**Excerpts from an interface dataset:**
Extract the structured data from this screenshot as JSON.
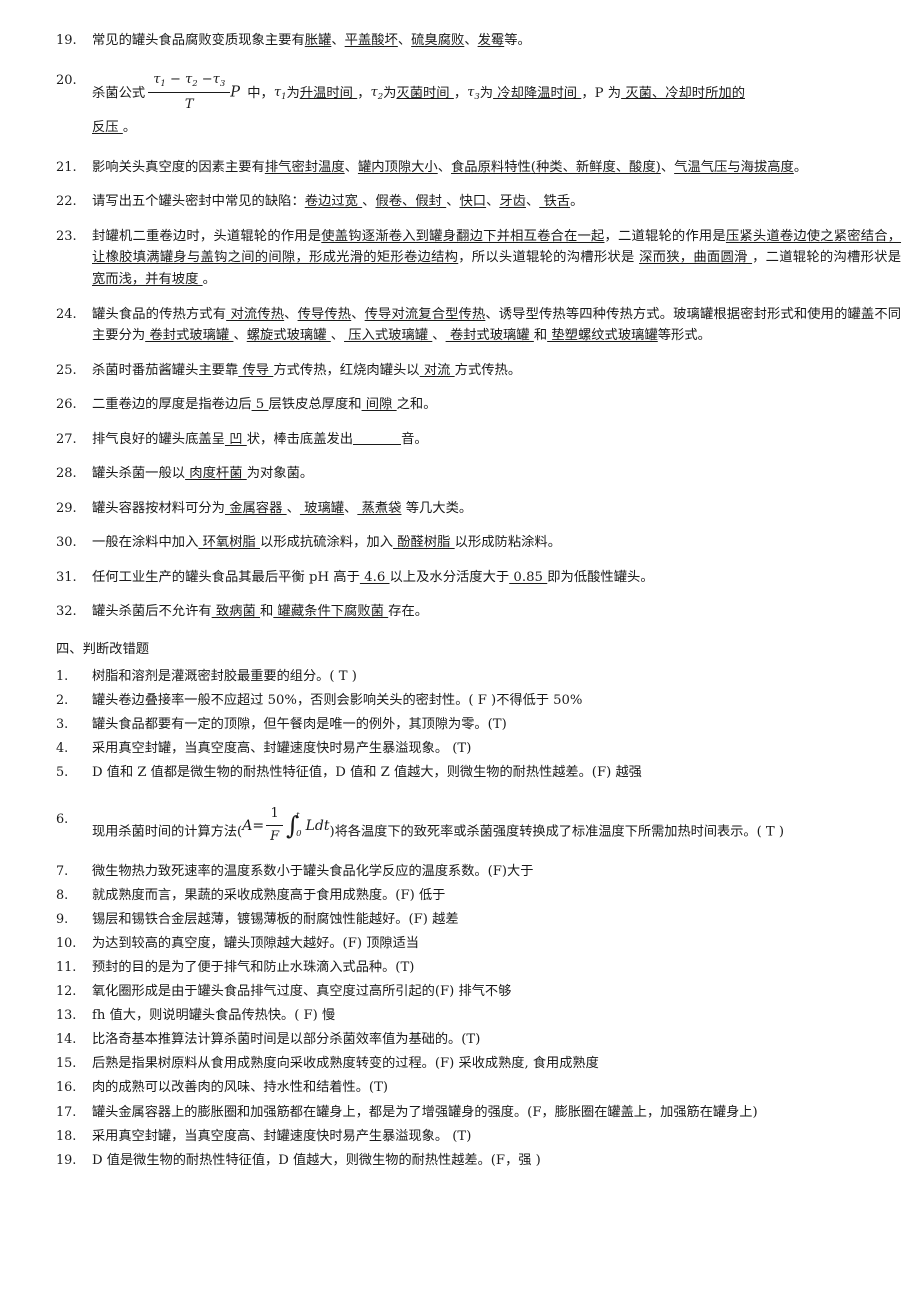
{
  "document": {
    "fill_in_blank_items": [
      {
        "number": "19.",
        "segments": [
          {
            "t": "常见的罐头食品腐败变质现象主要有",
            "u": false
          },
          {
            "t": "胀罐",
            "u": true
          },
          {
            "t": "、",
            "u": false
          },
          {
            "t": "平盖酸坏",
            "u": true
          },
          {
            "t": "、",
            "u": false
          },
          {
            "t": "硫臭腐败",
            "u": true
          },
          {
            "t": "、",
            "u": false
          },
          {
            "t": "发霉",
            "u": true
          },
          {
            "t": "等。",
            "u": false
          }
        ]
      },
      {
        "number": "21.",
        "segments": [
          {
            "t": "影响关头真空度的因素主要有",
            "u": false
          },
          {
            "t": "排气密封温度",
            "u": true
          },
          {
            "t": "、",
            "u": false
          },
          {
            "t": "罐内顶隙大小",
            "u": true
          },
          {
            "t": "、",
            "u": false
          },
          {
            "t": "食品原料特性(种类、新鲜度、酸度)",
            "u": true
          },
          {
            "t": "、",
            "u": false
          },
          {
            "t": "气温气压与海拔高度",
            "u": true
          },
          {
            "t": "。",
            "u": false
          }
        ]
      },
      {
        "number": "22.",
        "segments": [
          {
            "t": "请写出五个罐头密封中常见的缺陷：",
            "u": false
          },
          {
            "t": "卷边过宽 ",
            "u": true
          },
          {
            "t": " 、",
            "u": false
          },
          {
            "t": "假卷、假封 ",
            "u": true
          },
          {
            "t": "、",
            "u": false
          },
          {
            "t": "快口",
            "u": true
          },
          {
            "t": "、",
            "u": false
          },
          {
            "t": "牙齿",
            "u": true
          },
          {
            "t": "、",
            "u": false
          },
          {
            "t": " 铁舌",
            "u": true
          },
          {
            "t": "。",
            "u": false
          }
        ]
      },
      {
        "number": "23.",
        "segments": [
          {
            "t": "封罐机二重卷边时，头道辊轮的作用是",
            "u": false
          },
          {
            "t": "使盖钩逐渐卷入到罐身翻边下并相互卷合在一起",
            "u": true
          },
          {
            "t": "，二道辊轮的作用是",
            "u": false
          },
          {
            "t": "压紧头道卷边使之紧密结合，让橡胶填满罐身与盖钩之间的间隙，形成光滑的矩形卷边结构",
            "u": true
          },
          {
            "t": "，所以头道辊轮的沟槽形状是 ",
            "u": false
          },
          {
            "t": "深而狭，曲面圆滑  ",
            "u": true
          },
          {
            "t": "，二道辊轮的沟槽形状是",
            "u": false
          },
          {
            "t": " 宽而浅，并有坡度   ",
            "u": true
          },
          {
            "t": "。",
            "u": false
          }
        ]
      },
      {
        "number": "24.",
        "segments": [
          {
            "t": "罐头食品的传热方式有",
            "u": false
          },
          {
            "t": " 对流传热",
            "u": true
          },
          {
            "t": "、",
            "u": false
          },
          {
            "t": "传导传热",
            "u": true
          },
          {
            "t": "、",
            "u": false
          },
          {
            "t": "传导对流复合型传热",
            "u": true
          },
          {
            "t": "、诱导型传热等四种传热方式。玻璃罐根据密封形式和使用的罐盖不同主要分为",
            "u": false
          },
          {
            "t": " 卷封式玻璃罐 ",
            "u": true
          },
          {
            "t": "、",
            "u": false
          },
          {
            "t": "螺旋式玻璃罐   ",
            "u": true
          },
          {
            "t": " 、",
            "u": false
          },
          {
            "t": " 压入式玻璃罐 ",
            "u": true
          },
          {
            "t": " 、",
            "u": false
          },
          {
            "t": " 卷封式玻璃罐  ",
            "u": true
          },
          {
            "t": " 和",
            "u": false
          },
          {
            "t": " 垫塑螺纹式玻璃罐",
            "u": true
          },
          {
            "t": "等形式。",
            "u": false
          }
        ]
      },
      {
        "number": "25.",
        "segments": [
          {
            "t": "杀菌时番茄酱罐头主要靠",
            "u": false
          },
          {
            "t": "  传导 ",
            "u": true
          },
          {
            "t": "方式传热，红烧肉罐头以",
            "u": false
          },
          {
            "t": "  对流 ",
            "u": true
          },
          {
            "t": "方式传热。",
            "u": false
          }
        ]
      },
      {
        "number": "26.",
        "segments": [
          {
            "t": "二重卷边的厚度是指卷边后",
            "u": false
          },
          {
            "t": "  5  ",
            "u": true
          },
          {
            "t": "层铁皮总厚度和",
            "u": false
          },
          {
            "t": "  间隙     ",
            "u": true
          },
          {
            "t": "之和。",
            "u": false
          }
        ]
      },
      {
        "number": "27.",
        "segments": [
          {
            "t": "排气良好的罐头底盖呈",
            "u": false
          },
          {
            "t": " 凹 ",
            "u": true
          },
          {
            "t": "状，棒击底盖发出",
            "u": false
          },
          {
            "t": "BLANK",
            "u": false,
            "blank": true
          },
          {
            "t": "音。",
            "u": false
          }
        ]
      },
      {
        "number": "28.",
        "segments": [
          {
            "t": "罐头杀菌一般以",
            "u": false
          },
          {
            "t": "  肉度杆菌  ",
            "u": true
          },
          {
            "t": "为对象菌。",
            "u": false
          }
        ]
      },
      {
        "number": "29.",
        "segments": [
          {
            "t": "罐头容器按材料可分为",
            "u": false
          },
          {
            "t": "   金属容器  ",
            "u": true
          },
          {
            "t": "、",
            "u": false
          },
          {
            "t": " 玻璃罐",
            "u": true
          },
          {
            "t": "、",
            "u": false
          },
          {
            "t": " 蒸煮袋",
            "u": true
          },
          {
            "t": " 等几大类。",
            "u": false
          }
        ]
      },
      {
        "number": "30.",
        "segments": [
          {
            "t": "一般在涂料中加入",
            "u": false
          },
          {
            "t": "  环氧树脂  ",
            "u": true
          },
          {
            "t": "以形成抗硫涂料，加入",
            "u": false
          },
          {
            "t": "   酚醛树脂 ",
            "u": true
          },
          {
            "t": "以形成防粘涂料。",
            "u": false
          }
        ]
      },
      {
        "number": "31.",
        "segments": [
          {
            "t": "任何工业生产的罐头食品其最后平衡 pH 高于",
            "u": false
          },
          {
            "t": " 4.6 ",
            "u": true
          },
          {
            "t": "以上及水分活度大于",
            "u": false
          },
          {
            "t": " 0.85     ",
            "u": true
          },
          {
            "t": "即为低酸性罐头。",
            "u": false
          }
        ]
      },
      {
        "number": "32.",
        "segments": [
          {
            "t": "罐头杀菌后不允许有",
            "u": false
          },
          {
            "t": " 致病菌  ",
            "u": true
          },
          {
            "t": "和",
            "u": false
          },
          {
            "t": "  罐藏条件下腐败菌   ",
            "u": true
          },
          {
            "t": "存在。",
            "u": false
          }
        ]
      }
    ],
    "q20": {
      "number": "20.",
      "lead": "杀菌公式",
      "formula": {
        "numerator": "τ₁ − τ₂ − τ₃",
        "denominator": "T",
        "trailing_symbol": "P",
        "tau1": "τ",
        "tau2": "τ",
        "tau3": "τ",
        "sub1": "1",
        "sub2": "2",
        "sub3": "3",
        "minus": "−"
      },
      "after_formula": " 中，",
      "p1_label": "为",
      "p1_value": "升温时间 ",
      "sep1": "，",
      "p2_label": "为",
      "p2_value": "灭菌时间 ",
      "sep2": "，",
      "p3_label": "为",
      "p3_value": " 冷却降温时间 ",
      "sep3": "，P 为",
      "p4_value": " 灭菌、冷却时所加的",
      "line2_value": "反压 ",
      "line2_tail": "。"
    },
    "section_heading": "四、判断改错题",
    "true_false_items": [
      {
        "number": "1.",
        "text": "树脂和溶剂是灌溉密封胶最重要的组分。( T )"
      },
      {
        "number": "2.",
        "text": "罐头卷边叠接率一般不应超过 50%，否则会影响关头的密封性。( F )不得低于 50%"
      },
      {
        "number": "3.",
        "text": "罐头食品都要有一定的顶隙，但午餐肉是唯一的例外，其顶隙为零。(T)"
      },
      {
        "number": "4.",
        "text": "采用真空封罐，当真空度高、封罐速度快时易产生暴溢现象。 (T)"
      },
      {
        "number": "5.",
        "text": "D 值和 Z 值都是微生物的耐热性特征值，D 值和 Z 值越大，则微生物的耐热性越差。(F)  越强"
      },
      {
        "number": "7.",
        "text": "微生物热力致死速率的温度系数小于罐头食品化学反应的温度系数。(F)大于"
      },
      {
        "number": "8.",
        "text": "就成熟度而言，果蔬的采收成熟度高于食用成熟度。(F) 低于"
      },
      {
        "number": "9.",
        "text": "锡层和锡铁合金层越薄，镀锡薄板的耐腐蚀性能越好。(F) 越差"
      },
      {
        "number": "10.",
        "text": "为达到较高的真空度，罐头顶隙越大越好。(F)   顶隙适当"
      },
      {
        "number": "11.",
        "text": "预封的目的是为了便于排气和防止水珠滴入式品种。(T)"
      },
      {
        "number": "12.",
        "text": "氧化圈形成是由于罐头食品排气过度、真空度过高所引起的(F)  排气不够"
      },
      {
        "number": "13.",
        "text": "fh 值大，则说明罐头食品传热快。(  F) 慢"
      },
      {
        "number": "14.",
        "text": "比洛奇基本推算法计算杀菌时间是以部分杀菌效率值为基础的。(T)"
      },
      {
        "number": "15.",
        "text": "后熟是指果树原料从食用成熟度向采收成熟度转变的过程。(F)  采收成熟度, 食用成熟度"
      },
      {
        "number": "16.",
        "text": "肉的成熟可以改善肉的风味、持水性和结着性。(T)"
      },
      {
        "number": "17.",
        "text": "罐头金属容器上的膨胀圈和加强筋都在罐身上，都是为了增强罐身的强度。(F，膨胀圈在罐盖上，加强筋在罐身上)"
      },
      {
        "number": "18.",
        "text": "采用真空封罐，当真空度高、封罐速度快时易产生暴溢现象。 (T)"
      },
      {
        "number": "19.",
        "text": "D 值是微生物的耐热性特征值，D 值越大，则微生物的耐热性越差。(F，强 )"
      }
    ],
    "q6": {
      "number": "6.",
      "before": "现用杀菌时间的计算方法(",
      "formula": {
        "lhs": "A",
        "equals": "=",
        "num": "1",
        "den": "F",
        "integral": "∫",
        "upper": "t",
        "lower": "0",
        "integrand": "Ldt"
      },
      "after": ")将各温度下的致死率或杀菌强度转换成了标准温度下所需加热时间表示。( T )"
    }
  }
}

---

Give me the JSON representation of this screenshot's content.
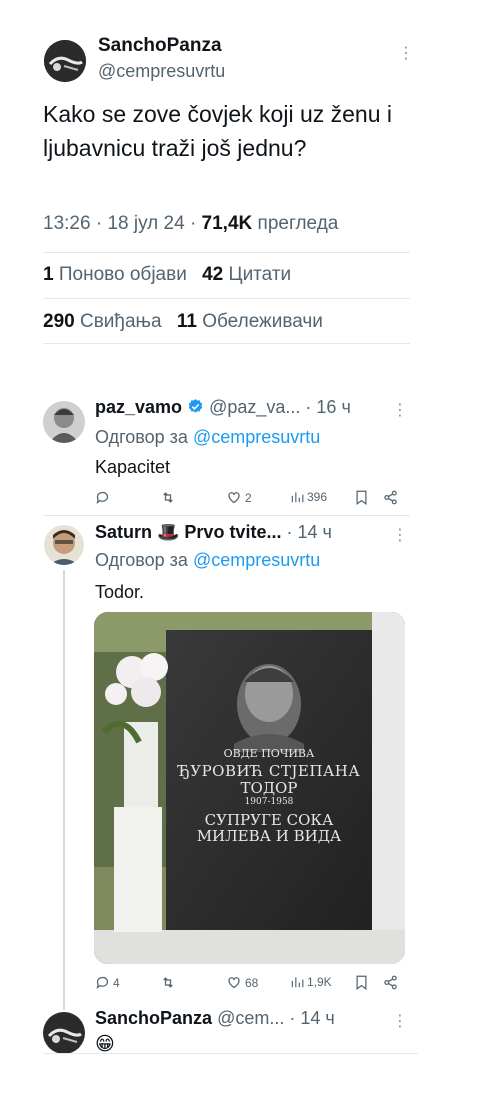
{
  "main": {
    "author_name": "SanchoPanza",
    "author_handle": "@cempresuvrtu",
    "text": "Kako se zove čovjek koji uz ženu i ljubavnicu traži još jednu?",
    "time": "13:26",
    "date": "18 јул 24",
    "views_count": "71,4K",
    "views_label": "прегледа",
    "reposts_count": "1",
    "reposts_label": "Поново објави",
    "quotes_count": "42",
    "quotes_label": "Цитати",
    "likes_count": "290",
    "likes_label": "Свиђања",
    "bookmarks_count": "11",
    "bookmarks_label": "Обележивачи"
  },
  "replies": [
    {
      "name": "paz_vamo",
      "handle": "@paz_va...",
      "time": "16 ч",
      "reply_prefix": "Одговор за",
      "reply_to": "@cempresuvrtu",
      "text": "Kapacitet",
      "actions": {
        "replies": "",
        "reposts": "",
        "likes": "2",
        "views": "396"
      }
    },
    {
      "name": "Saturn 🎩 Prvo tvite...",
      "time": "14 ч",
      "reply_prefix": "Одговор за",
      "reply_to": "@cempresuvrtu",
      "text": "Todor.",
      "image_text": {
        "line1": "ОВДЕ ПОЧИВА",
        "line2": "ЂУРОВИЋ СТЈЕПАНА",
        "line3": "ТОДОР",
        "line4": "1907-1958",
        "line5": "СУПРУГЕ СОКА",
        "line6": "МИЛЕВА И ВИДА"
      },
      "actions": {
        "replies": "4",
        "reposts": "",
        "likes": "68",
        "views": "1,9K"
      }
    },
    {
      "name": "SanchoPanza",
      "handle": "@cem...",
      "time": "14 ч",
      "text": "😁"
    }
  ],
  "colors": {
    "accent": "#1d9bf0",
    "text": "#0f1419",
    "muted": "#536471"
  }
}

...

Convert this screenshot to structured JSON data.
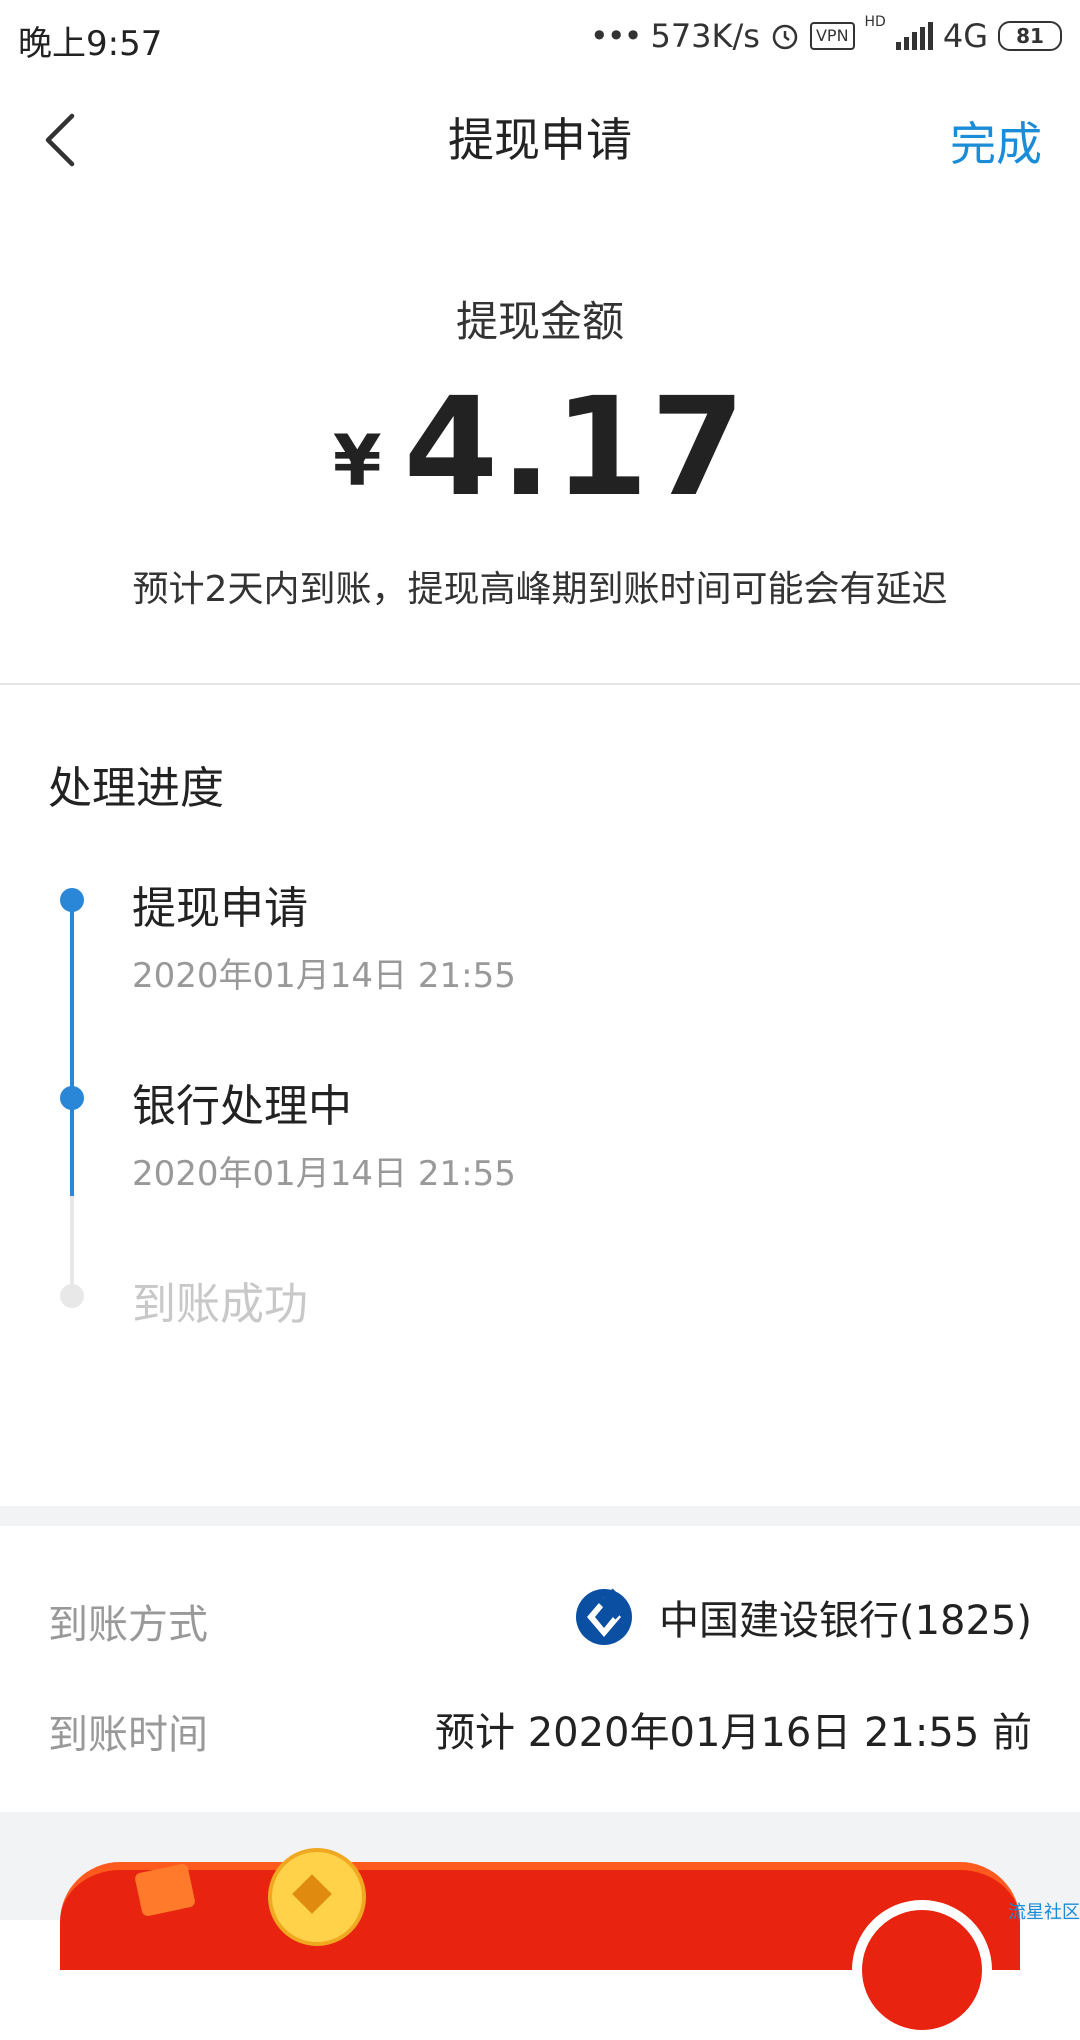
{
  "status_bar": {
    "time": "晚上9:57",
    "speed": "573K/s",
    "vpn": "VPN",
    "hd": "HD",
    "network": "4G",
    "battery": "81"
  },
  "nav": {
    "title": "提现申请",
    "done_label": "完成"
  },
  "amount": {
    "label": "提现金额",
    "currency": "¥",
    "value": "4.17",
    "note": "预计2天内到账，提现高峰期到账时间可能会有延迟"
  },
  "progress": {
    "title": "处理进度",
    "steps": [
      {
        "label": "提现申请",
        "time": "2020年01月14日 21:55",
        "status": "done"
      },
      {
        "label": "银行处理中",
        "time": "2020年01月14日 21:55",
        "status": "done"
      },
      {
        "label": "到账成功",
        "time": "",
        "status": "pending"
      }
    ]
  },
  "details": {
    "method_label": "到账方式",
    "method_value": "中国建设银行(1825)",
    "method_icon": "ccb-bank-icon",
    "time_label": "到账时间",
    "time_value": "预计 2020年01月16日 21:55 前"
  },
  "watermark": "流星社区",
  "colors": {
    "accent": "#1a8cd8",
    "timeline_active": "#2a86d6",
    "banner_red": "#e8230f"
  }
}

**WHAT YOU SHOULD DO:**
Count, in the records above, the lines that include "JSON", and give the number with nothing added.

**TASK SOLUTION:**
3